→ **The problem**
Could you reproduce all of these records exactly?

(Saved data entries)
* * *

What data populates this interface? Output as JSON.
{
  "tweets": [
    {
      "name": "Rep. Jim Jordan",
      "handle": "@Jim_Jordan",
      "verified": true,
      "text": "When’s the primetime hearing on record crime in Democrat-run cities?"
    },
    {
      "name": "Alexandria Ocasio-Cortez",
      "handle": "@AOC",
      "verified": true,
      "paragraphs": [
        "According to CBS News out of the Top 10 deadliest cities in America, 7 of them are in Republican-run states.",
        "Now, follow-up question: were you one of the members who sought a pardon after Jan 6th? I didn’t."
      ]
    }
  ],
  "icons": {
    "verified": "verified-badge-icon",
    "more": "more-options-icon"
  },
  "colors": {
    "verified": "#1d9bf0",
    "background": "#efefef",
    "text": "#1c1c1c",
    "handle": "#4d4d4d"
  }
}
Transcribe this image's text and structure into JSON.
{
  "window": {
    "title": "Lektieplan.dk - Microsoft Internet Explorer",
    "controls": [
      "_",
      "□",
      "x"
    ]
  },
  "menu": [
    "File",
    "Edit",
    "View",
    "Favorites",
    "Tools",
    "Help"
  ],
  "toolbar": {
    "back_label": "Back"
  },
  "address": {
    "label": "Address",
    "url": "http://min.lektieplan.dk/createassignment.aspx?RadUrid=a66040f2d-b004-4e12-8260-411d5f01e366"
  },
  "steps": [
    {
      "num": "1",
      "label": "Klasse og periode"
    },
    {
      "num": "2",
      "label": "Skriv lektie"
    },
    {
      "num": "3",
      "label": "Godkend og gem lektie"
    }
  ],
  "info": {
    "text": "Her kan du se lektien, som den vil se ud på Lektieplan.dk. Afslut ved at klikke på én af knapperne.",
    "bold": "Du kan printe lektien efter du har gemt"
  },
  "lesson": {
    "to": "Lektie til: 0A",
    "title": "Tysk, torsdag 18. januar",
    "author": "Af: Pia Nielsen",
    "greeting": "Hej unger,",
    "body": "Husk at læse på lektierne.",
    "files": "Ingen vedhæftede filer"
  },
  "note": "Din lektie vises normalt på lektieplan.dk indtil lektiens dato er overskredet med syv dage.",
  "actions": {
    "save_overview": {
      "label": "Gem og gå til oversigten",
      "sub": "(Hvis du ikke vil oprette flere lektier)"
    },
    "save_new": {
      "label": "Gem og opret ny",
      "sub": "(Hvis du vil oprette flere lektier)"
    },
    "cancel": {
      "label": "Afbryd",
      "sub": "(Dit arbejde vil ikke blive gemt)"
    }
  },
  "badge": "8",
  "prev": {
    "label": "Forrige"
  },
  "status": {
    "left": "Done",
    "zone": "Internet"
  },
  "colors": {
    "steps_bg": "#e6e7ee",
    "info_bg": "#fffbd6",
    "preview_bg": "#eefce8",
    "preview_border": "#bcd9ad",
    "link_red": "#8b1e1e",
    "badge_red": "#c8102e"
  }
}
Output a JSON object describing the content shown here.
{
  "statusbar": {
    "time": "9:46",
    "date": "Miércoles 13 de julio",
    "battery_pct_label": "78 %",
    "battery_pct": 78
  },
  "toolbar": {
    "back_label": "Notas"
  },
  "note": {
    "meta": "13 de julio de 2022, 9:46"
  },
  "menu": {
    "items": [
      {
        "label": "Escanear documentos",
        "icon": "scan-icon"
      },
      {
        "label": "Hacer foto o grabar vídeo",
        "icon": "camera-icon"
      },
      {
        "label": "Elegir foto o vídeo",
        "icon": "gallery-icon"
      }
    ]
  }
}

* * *

→ **Your solution**
What data populates this interface? Output as JSON.
{
  "tweets": [
    {
      "name": "Rep. Jim Jordan",
      "handle": "@Jim_Jordan",
      "verified": true,
      "text": "When’s the primetime hearing on record crime in Democrat-run cities?"
    },
    {
      "name": "Alexandria Ocasio-Cortez",
      "handle": "@AOC",
      "verified": true,
      "paragraphs": [
        "According to CBS News out of the Top 10 deadliest cities in America, 7 of them are in Republican-run states.",
        "Now, follow-up question: were you one of the members who sought a pardon after Jan 6th? I didn’t."
      ]
    }
  ],
  "icons": {
    "verified": "verified-badge-icon",
    "more": "more-options-icon"
  },
  "colors": {
    "verified": "#1d9bf0",
    "background": "#efefef",
    "text": "#1c1c1c",
    "handle": "#4d4d4d"
  }
}
Transcribe this image's text and structure into JSON.
{
  "window": {
    "title": "Lektieplan.dk - Microsoft Internet Explorer",
    "controls": [
      "_",
      "□",
      "x"
    ]
  },
  "menu": [
    "File",
    "Edit",
    "View",
    "Favorites",
    "Tools",
    "Help"
  ],
  "toolbar": {
    "back_label": "Back"
  },
  "address": {
    "label": "Address",
    "url": "http://min.lektieplan.dk/createassignment.aspx?RadUrid=a66040f2d-b004-4e12-8260-411d5f01e366"
  },
  "steps": [
    {
      "num": "1",
      "label": "Klasse og periode"
    },
    {
      "num": "2",
      "label": "Skriv lektie"
    },
    {
      "num": "3",
      "label": "Godkend og gem lektie"
    }
  ],
  "info": {
    "text": "Her kan du se lektien, som den vil se ud på Lektieplan.dk. Afslut ved at klikke på én af knapperne.",
    "bold": "Du kan printe lektien efter du har gemt"
  },
  "lesson": {
    "to": "Lektie til: 0A",
    "title": "Tysk, torsdag 18. januar",
    "author": "Af: Pia Nielsen",
    "greeting": "Hej unger,",
    "body": "Husk at læse på lektierne.",
    "files": "Ingen vedhæftede filer"
  },
  "note": "Din lektie vises normalt på lektieplan.dk indtil lektiens dato er overskredet med syv dage.",
  "actions": {
    "save_overview": {
      "label": "Gem og gå til oversigten",
      "sub": "(Hvis du ikke vil oprette flere lektier)"
    },
    "save_new": {
      "label": "Gem og opret ny",
      "sub": "(Hvis du vil oprette flere lektier)"
    },
    "cancel": {
      "label": "Afbryd",
      "sub": "(Dit arbejde vil ikke blive gemt)"
    }
  },
  "badge": "8",
  "prev": {
    "label": "Forrige"
  },
  "status": {
    "left": "Done",
    "zone": "Internet"
  },
  "colors": {
    "steps_bg": "#e6e7ee",
    "info_bg": "#fffbd6",
    "preview_bg": "#eefce8",
    "preview_border": "#bcd9ad",
    "link_red": "#8b1e1e",
    "badge_red": "#c8102e"
  }
}
Output a JSON object describing the content shown here.
{
  "statusbar": {
    "time": "9:46",
    "date": "Miércoles 13 de julio",
    "battery_pct_label": "78 %",
    "battery_pct": 78
  },
  "toolbar": {
    "back_label": "Notas"
  },
  "note": {
    "meta": "13 de julio de 2022, 9:46"
  },
  "menu": {
    "items": [
      {
        "label": "Escanear documentos",
        "icon": "scan-icon"
      },
      {
        "label": "Hacer foto o grabar vídeo",
        "icon": "camera-icon"
      },
      {
        "label": "Elegir foto o vídeo",
        "icon": "gallery-icon"
      }
    ]
  }
}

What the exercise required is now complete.